Saved entries:

——

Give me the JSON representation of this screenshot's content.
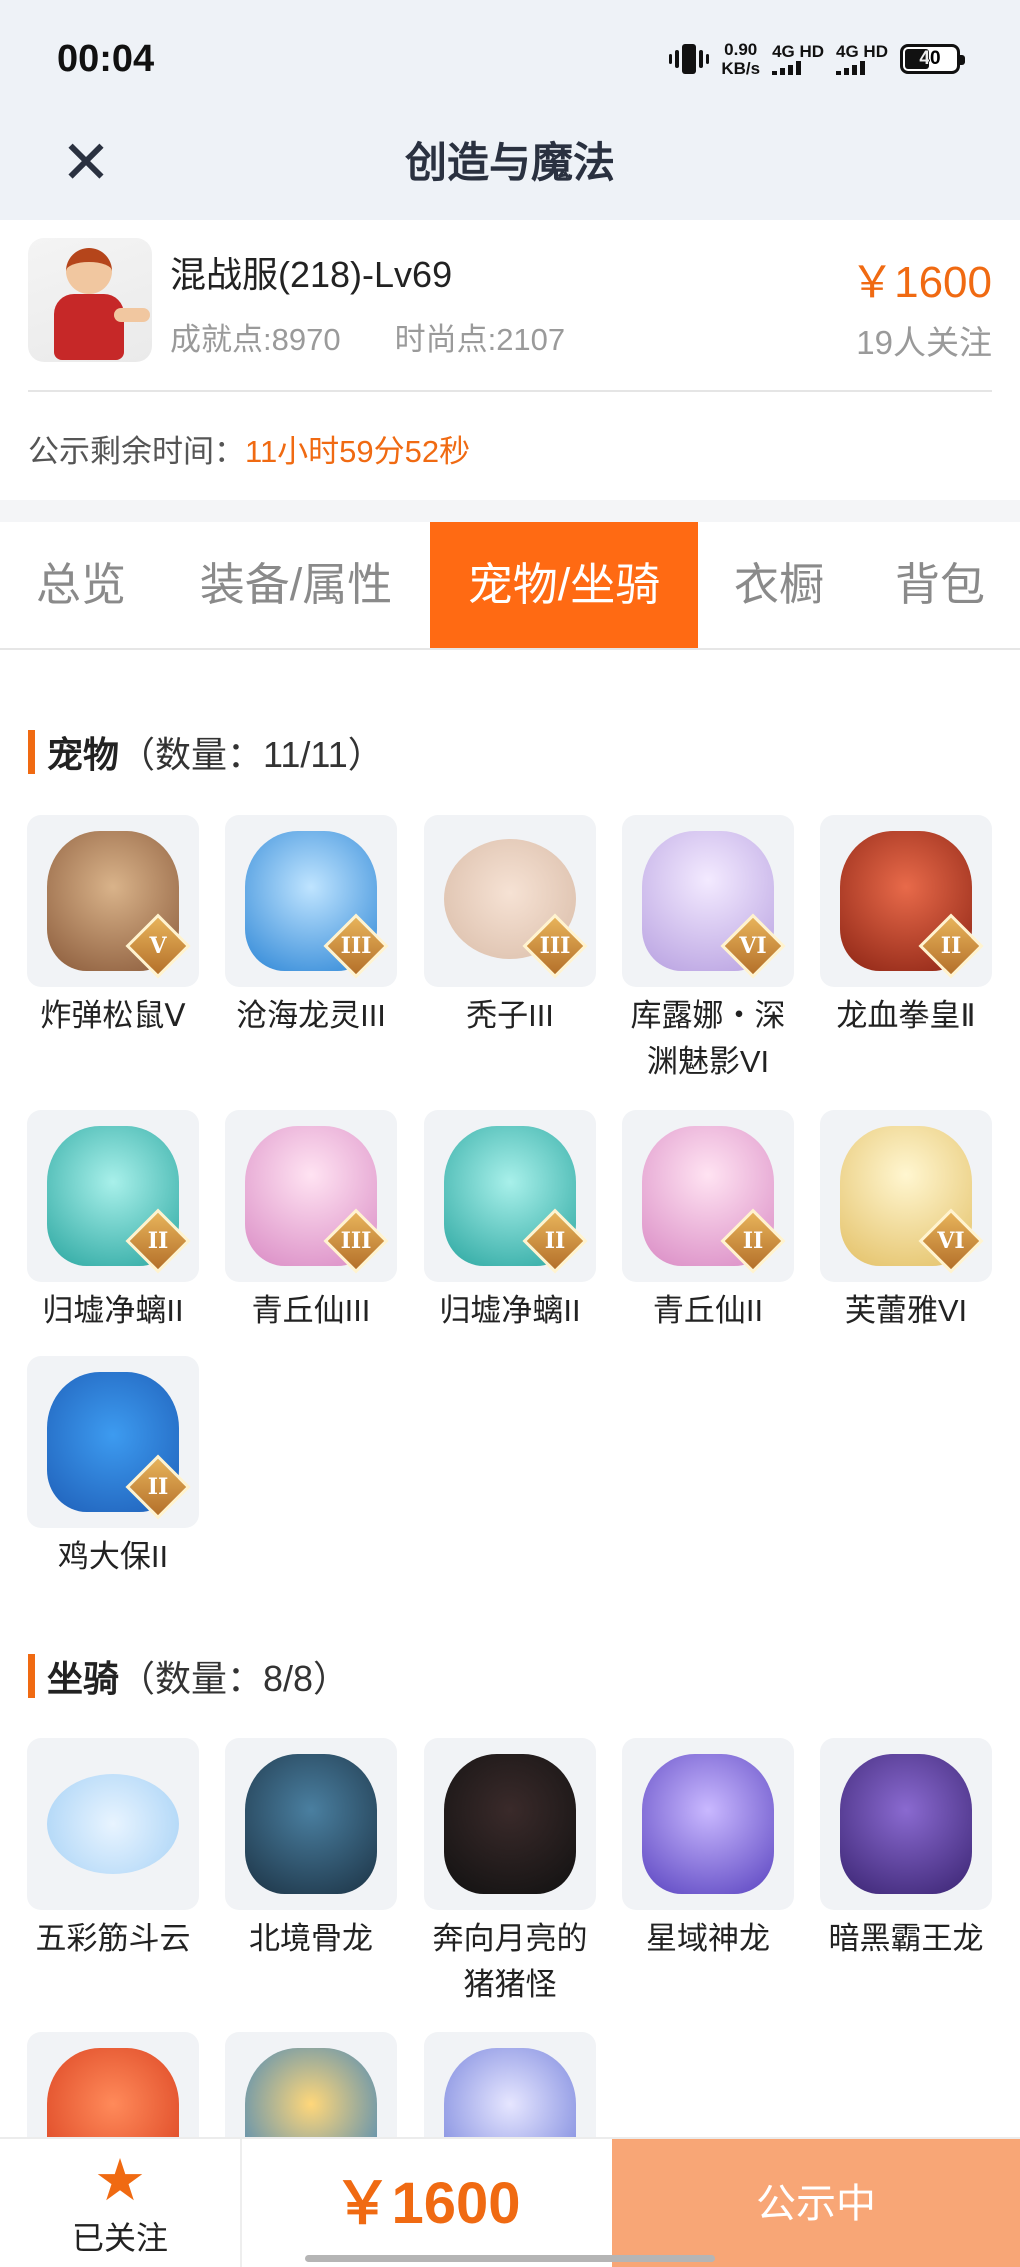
{
  "status_bar": {
    "time": "00:04",
    "net_speed_value": "0.90",
    "net_speed_unit": "KB/s",
    "sim1": "4G HD",
    "sim2": "4G HD",
    "battery": "40"
  },
  "nav": {
    "close_icon": "close-icon",
    "title": "创造与魔法"
  },
  "product": {
    "server": "混战服(218)-Lv69",
    "achievement": "成就点:8970",
    "fashion": "时尚点:2107",
    "price": "￥1600",
    "followers": "19人关注",
    "remaining_label": "公示剩余时间：",
    "remaining_value": "11小时59分52秒"
  },
  "tabs": [
    {
      "label": "总览"
    },
    {
      "label": "装备/属性"
    },
    {
      "label": "宠物/坐骑",
      "active": true
    },
    {
      "label": "衣橱"
    },
    {
      "label": "背包"
    }
  ],
  "pets": {
    "title": "宠物",
    "count": "（数量：11/11）",
    "items": [
      {
        "name": "炸弹松鼠Ⅴ",
        "rank": "V"
      },
      {
        "name": "沧海龙灵III",
        "rank": "III"
      },
      {
        "name": "秃子III",
        "rank": "III"
      },
      {
        "name": "库露娜・深渊魅影VI",
        "rank": "VI"
      },
      {
        "name": "龙血拳皇Ⅱ",
        "rank": "II"
      },
      {
        "name": "归墟净螭II",
        "rank": "II"
      },
      {
        "name": "青丘仙III",
        "rank": "III"
      },
      {
        "name": "归墟净螭II",
        "rank": "II"
      },
      {
        "name": "青丘仙II",
        "rank": "II"
      },
      {
        "name": "芙蕾雅VI",
        "rank": "VI"
      },
      {
        "name": "鸡大保II",
        "rank": "II"
      }
    ]
  },
  "mounts": {
    "title": "坐骑",
    "count": "（数量：8/8）",
    "items": [
      {
        "name": "五彩筋斗云"
      },
      {
        "name": "北境骨龙"
      },
      {
        "name": "奔向月亮的猪猪怪"
      },
      {
        "name": "星域神龙"
      },
      {
        "name": "暗黑霸王龙"
      }
    ]
  },
  "bottom": {
    "follow_label": "已关注",
    "price": "￥1600",
    "status_button": "公示中"
  },
  "colors": {
    "accent": "#ff6a13",
    "price": "#f06a12",
    "button_disabled": "#f8a676"
  }
}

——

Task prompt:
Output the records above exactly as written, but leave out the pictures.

Answer box:
Give me the JSON representation of this screenshot's content.
{
  "status_bar": {
    "time": "00:04",
    "net_speed_value": "0.90",
    "net_speed_unit": "KB/s",
    "sim1": "4G HD",
    "sim2": "4G HD",
    "battery": "40"
  },
  "nav": {
    "close_icon": "close-icon",
    "title": "创造与魔法"
  },
  "product": {
    "server": "混战服(218)-Lv69",
    "achievement": "成就点:8970",
    "fashion": "时尚点:2107",
    "price": "￥1600",
    "followers": "19人关注",
    "remaining_label": "公示剩余时间：",
    "remaining_value": "11小时59分52秒"
  },
  "tabs": [
    {
      "label": "总览"
    },
    {
      "label": "装备/属性"
    },
    {
      "label": "宠物/坐骑",
      "active": true
    },
    {
      "label": "衣橱"
    },
    {
      "label": "背包"
    }
  ],
  "pets": {
    "title": "宠物",
    "count": "（数量：11/11）",
    "items": [
      {
        "name": "炸弹松鼠Ⅴ",
        "rank": "V"
      },
      {
        "name": "沧海龙灵III",
        "rank": "III"
      },
      {
        "name": "秃子III",
        "rank": "III"
      },
      {
        "name": "库露娜・深渊魅影VI",
        "rank": "VI"
      },
      {
        "name": "龙血拳皇Ⅱ",
        "rank": "II"
      },
      {
        "name": "归墟净螭II",
        "rank": "II"
      },
      {
        "name": "青丘仙III",
        "rank": "III"
      },
      {
        "name": "归墟净螭II",
        "rank": "II"
      },
      {
        "name": "青丘仙II",
        "rank": "II"
      },
      {
        "name": "芙蕾雅VI",
        "rank": "VI"
      },
      {
        "name": "鸡大保II",
        "rank": "II"
      }
    ]
  },
  "mounts": {
    "title": "坐骑",
    "count": "（数量：8/8）",
    "items": [
      {
        "name": "五彩筋斗云"
      },
      {
        "name": "北境骨龙"
      },
      {
        "name": "奔向月亮的猪猪怪"
      },
      {
        "name": "星域神龙"
      },
      {
        "name": "暗黑霸王龙"
      }
    ]
  },
  "bottom": {
    "follow_label": "已关注",
    "price": "￥1600",
    "status_button": "公示中"
  },
  "colors": {
    "accent": "#ff6a13",
    "price": "#f06a12",
    "button_disabled": "#f8a676"
  }
}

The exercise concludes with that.